An efficient and equitable transport system must be diverse to serve diverse travel demands. Planners need better tools to quantify and communicate the benefits of walking, cycling and public transit to sometimes skeptical decision makers.
While the plan to transform the Bellwood Quarry into Westside Reservoir Park waits, as it has done for eight years, an Atlanta councilmember proposes locating the endangered Boisfeuillet Jones Atlanta Civic Center near the site.
Atlanta's BeltLine is one of the country's most exciting public space projects, and residents have even more reason for excitement after Beltline.org released a fresh batch of renderings for the forthcoming expansion of the Westside Trail.
Many studies have measured and compared the sprawl of U.S. metropolitan areas. A recent study tracks the rate at which the same cities grew either less compact or more compact for the decade between 2000 and 2010.
While many transit agencies around the country have increased fares in recent months to deal with budget deficits, Atlanta's MARTA has reported good financial news and has even proposed a 2015 budget that expands rail service.

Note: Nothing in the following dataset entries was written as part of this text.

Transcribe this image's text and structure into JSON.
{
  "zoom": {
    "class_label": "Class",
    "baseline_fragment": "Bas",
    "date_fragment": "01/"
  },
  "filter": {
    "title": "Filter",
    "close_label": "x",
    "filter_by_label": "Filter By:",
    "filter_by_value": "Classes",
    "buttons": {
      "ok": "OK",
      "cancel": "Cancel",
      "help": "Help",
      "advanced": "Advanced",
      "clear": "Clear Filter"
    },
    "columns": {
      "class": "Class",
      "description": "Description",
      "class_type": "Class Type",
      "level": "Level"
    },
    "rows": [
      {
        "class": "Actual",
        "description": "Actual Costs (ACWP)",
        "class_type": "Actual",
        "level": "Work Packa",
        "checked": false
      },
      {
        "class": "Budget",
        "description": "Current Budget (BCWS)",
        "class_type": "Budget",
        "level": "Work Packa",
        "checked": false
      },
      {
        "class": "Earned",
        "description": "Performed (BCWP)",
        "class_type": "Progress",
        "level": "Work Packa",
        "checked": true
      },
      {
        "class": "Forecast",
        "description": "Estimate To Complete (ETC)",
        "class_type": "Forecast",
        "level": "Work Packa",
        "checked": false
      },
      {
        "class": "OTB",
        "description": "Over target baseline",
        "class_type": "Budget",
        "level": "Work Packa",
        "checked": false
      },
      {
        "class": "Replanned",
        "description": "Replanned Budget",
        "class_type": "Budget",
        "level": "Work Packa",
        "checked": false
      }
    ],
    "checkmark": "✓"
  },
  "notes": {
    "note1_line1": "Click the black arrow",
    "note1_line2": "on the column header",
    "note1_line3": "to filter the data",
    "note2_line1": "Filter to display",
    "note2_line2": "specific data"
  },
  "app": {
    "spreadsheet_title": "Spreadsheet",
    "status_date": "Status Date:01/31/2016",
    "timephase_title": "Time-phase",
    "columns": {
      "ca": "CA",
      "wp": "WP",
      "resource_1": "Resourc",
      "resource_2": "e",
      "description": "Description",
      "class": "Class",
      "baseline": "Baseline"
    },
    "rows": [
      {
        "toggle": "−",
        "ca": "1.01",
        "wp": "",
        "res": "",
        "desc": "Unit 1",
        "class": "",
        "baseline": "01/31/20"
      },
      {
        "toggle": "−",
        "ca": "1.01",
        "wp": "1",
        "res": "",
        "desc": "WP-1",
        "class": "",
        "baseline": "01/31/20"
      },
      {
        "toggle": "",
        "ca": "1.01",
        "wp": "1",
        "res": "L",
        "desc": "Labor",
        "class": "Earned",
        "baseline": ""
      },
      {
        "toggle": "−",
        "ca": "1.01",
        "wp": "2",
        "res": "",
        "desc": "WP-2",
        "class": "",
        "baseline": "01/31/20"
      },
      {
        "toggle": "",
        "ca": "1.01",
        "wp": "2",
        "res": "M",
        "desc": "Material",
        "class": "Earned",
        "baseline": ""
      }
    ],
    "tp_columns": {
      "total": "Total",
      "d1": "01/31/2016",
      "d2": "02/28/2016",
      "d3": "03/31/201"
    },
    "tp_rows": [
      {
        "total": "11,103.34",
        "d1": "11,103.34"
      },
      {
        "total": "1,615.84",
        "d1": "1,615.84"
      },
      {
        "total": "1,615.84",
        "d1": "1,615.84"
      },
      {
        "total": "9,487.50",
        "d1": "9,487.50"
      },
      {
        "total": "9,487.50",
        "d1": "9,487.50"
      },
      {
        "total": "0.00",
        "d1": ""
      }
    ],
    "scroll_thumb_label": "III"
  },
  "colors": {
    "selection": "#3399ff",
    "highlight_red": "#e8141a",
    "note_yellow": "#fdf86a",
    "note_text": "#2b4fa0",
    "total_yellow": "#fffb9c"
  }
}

Robert Bruegmann, professor emeritus of art history, architecture, and urban planning at the University of Illinois at Chicago, defends the recent attacks against Atlanta, especially regarding its sprawling footprint.
The Eastside Trail of the Atlanta BeltLine is immensely popular. With funding still in question and construction behind schedule on some of the transit that would integrate with the BeltLine, one writer re-examines the trail's vast potential.
It's a pattern seen as recently as two years ago in metro Atlanta: a crucial transit measure wins in the central city but dies in the more populous suburbs. The fix is to craft a city-only transit initiative—just what advocates in Seattle will do.
Maria Saporta reviews the latest Atlanta Streets Alive event, which shuts down streets to vehicle traffic and turns them over to people, held over the past weekend in the historic neighborhood of West End.
Atlanta has placed the Atlanta BeltLine Streetcar System Plan on hold, but the fate of one component of the plan—now occupying low-priority position among the plan’s four phases—reveals a lot about Atlanta’s proposed streetcar network.
An estimated 500,000 residents of the Atlanta area live without access to grocery stores. A recent article asks the obvious question: “Why can we build multimillion-dollar highway systems and multibillion-dollar stadiums but not more grocery stores?"